International Journal of Emergency Mental Health, Vol. 7, No. 4, pp. 277-298
4. Line-of-Duty Death:
Psychological Treatment of Traumatic Bereavement in Law Enforcement
A line-of-duty death (LODD) strikingly brings home the risk and vulnerability of all law enforcement officers and affects the officer’s peers, the entire department, the wider police community, and the officer’s family. This article will place LODD in the context of general bereavement psychology, as well as describe some of its unique features. A variety of supportive and psychotherapeutic measures will be offered for helping peer and family survivors cope with this type of tragedy. This is one important area where police psychologists and community mental health clinicians can be of tremendous service in applying their specialized training in trauma therapy and grief counseling to the special needs of law enforcement and emergency services.
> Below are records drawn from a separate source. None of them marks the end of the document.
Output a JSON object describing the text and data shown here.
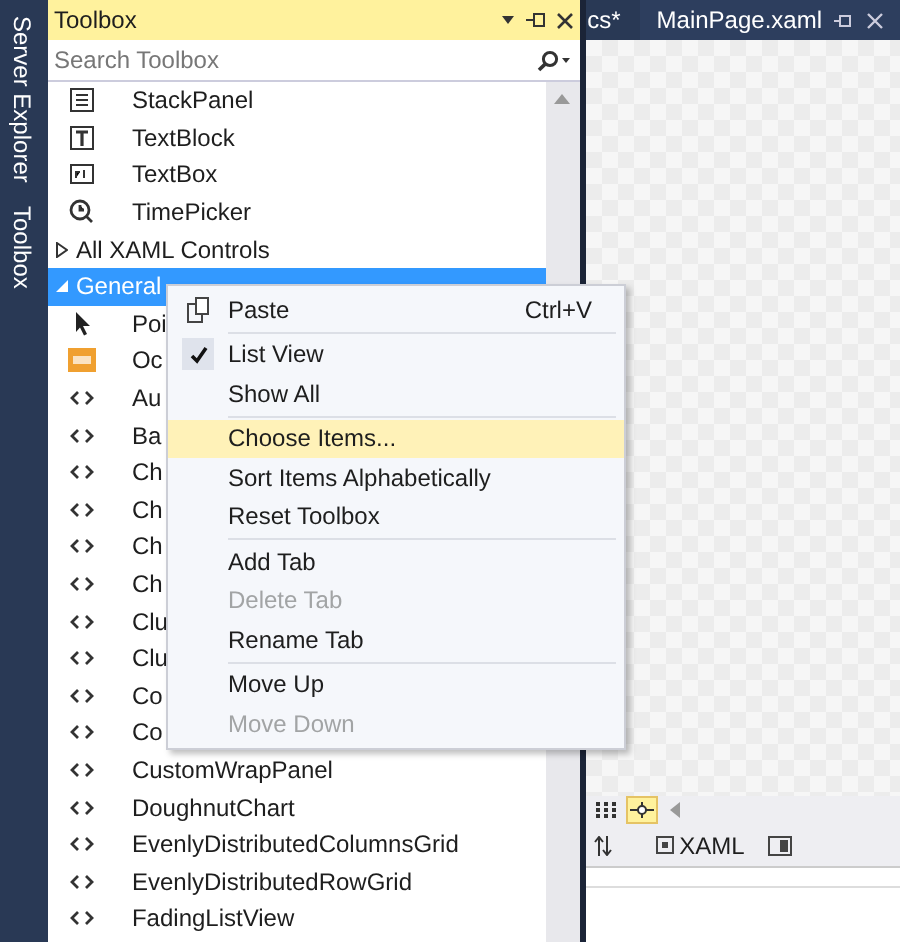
{
  "sidebar_tabs": [
    {
      "label": "Server Explorer"
    },
    {
      "label": "Toolbox"
    }
  ],
  "toolbox": {
    "title": "Toolbox",
    "search": {
      "placeholder": "Search Toolbox"
    },
    "top_items": [
      {
        "label": "StackPanel",
        "kind": "stackpanel"
      },
      {
        "label": "TextBlock",
        "kind": "textblock"
      },
      {
        "label": "TextBox",
        "kind": "textbox"
      },
      {
        "label": "TimePicker",
        "kind": "timepicker"
      }
    ],
    "groups": [
      {
        "label": "All XAML Controls",
        "expanded": false,
        "selected": false
      },
      {
        "label": "General",
        "expanded": true,
        "selected": true,
        "children": [
          {
            "label": "Poi",
            "kind": "pointer"
          },
          {
            "label": "Oc",
            "kind": "ocx"
          },
          {
            "label": "Au",
            "kind": "control"
          },
          {
            "label": "Ba",
            "kind": "control"
          },
          {
            "label": "Ch",
            "kind": "control"
          },
          {
            "label": "Ch",
            "kind": "control"
          },
          {
            "label": "Ch",
            "kind": "control"
          },
          {
            "label": "Ch",
            "kind": "control"
          },
          {
            "label": "Clu",
            "kind": "control"
          },
          {
            "label": "Clu",
            "kind": "control"
          },
          {
            "label": "Co",
            "kind": "control"
          },
          {
            "label": "Co",
            "kind": "control"
          },
          {
            "label": "CustomWrapPanel",
            "kind": "control"
          },
          {
            "label": "DoughnutChart",
            "kind": "control"
          },
          {
            "label": "EvenlyDistributedColumnsGrid",
            "kind": "control"
          },
          {
            "label": "EvenlyDistributedRowGrid",
            "kind": "control"
          },
          {
            "label": "FadingListView",
            "kind": "control"
          }
        ]
      }
    ]
  },
  "editor": {
    "tabs": [
      {
        "label": "cs*"
      },
      {
        "label": "MainPage.xaml"
      }
    ],
    "tools": [
      {
        "kind": "grid",
        "selected": false
      },
      {
        "kind": "crosshair",
        "selected": true
      }
    ],
    "pane_tab": "XAML"
  },
  "context_menu": {
    "sections": [
      [
        {
          "label": "Paste",
          "shortcut": "Ctrl+V",
          "kind": "paste",
          "checked": false,
          "disabled": false,
          "selected": false
        }
      ],
      [
        {
          "label": "List View",
          "checked": true,
          "disabled": false,
          "selected": false
        },
        {
          "label": "Show All",
          "checked": false,
          "disabled": false,
          "selected": false
        }
      ],
      [
        {
          "label": "Choose Items...",
          "checked": false,
          "disabled": false,
          "selected": true
        },
        {
          "label": "Sort Items Alphabetically",
          "checked": false,
          "disabled": false,
          "selected": false
        },
        {
          "label": "Reset Toolbox",
          "checked": false,
          "disabled": false,
          "selected": false
        }
      ],
      [
        {
          "label": "Add Tab",
          "checked": false,
          "disabled": false,
          "selected": false
        },
        {
          "label": "Delete Tab",
          "checked": false,
          "disabled": true,
          "selected": false
        },
        {
          "label": "Rename Tab",
          "checked": false,
          "disabled": false,
          "selected": false
        }
      ],
      [
        {
          "label": "Move Up",
          "checked": false,
          "disabled": false,
          "selected": false
        },
        {
          "label": "Move Down",
          "checked": false,
          "disabled": true,
          "selected": false
        }
      ]
    ]
  }
}
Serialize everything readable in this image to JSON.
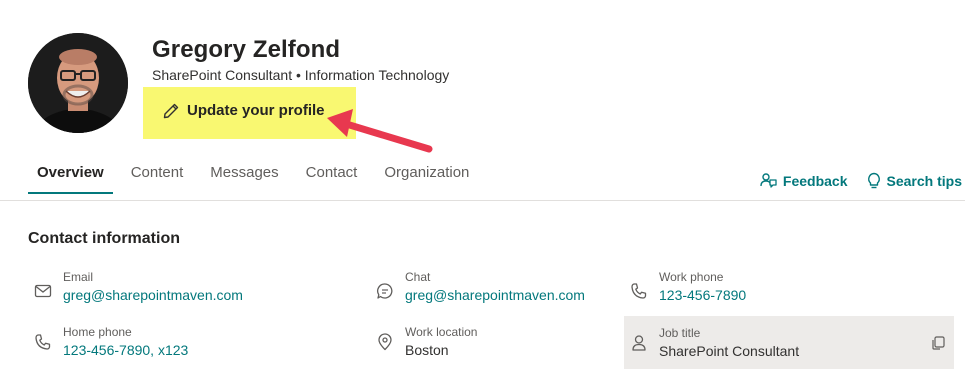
{
  "profile": {
    "name": "Gregory Zelfond",
    "subtitle": "SharePoint Consultant • Information Technology",
    "update_label": "Update your profile"
  },
  "tabs": [
    {
      "label": "Overview",
      "active": true
    },
    {
      "label": "Content",
      "active": false
    },
    {
      "label": "Messages",
      "active": false
    },
    {
      "label": "Contact",
      "active": false
    },
    {
      "label": "Organization",
      "active": false
    }
  ],
  "links": {
    "feedback": "Feedback",
    "search_tips": "Search tips"
  },
  "contact": {
    "title": "Contact information",
    "email": {
      "label": "Email",
      "value": "greg@sharepointmaven.com"
    },
    "chat": {
      "label": "Chat",
      "value": "greg@sharepointmaven.com"
    },
    "work_phone": {
      "label": "Work phone",
      "value": "123-456-7890"
    },
    "home_phone": {
      "label": "Home phone",
      "value": "123-456-7890, x123"
    },
    "work_location": {
      "label": "Work location",
      "value": "Boston"
    },
    "job_title": {
      "label": "Job title",
      "value": "SharePoint Consultant"
    }
  },
  "colors": {
    "accent": "#03787c",
    "highlight": "#f9f871",
    "arrow": "#e8384f"
  }
}
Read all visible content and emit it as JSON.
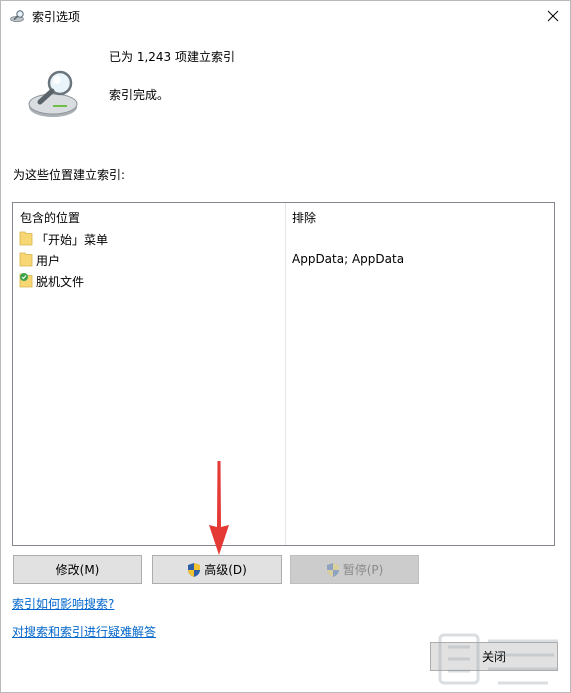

International Journal of Emergency Mental Health, Vol. 9, No. 1, pp. 13-23
5. Police Officer Suicide:
Causes, Prevention, and Practical Intervention Strategies
More police officers die by their own hand than are killed in the line of duty. This article outlines the facts and statistics about police officer suicide and discusses the range of possible contributory factors to officer burnout, depression, and suicide. It then describes the range of prevention strategies that police agencies can employ to minimize this tragedy, including identification of risk factors, sensitivity to overt and subtle cues of officer distress, and proper utilization of counseling and referral services. Next, the article offers practical guidelines for dealing with officers in states of impending or acute suicidal crises. Finally, the importance of suicide prevention and intervention in the context of comprehensive mental health services for all public safety workers is highlighted
International Journal of Emergency Mental Health, Vol. 7, No. 2, pp. 101-114
All articles are used with permission from the International Journal of Emergency Mental Health